The debate of religious freedom has populated mainstream media significantly, specifically in the last year. Furthermore, it’s infiltrated the workplace yet again.
In Illinois, Mahad Abass Mohamed and Abdikarim Hassan Bulshale were fired from Star Transport Inc., a private trucking company, for refusing to deliver alcohol. The drivers argued it was against their religious values as practicing Muslims to handle these goods, and the company ousted them.
A 2013 lawsuit by the U.S. Equal Employment Opportunities Commission and the subsequent trial this October awarded $40,000 in compensatory damages and $200,000 in punitive damages by the jury in their discriminatory case. The case was ruled in their favor because the trucking company violated their religious beliefs.
The trucking company did not provide the drivers with a reasonable accommodation and terminating them because of their beliefs was deemed unlawful, according to the lawsuit.
However, the private company had the right to fire them, no matter the reason. This was not an issue of religious freedom violation; the drivers were asked to do a job and could not fulfill it. The awarded damages were absolutely unnecessary.
This situation is similar to the Kim Davis incident that occurred in September. Davis, a Kentucky county clerk, refused to issue a marriage license to two gay men because it conflicted with her Christian belief. She argued her First Amendment rights were violated, as she could not express her freedom of religion.
Davis was hired to do a job, which she refused to complete. In her case, she violated the law. With Mohamed and Bulshale, their company hired them to do a job they would not do. It was because of this that they were fired; it was not an attack on their religion. A private entity reserves the right to fire or hire whomever it needs to complete a job.
It should be understood that although religious freedom is a right, employees of a private business do not have the right to expect preferential treatment based on this protected freedom.
In both cases, there could have been accommodations made to have another employee substitute and take care of the task at hand.
One of the main differences between the two cases, though, is that Davis was working for a government entity, and the drivers were working for a private business. In any case, an employer or any sort of authority figure has every ability and right to hire and fire who they feel will get the job done in a timely manner.
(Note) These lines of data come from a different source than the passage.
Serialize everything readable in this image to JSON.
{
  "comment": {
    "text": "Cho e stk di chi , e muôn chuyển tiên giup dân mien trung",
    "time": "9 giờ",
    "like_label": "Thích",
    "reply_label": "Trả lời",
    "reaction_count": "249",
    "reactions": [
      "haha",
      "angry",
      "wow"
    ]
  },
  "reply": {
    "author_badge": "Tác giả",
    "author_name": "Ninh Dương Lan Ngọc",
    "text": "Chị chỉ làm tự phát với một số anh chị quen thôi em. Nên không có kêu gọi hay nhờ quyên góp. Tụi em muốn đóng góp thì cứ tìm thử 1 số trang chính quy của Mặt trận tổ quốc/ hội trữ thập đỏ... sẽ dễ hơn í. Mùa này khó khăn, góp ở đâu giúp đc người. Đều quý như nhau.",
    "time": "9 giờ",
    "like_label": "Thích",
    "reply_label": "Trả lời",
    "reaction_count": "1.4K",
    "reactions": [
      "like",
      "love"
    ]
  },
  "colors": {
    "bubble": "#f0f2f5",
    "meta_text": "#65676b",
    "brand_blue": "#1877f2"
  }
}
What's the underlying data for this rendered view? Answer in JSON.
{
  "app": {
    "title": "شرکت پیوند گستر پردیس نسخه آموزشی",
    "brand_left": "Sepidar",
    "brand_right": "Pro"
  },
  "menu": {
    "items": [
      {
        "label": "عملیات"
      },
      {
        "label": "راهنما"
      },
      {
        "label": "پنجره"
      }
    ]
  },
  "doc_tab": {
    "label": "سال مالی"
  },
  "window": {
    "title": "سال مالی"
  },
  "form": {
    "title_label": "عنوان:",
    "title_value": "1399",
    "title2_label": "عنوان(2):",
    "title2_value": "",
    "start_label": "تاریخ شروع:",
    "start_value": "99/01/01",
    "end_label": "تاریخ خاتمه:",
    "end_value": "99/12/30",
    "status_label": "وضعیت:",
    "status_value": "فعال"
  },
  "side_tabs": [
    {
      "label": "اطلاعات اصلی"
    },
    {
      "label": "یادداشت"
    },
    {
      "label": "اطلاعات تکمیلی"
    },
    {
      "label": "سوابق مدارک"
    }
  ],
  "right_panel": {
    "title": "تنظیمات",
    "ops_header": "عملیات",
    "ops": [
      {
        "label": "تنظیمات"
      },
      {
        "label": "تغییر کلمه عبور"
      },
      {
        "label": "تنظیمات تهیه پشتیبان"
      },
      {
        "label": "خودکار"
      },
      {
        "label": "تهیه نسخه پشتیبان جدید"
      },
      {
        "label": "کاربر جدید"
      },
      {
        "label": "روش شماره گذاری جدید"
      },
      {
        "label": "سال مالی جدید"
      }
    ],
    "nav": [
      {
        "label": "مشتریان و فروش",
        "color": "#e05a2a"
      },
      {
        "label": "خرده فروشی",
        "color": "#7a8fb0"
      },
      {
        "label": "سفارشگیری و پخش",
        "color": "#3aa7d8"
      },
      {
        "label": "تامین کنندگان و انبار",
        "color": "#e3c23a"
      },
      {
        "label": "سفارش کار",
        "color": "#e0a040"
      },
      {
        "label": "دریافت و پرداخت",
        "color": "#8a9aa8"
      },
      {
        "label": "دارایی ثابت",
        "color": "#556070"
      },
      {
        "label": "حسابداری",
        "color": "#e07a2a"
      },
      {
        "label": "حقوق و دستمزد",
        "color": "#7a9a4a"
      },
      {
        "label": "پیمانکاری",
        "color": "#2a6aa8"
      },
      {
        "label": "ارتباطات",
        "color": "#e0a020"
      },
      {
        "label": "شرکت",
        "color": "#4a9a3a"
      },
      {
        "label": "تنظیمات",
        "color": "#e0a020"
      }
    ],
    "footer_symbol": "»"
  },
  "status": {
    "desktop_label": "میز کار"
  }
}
While companies should respect the religious beliefs of their workers, this relationship does not protect an employee’s right to stay at the company — or collect damages — when it sees fit to fire them. This trucking company did not violate a law when they got rid of these two workers. However, to avoid this, job requirements need to be discussed thoroughly before a duty is given to save both parties the cost of time and money.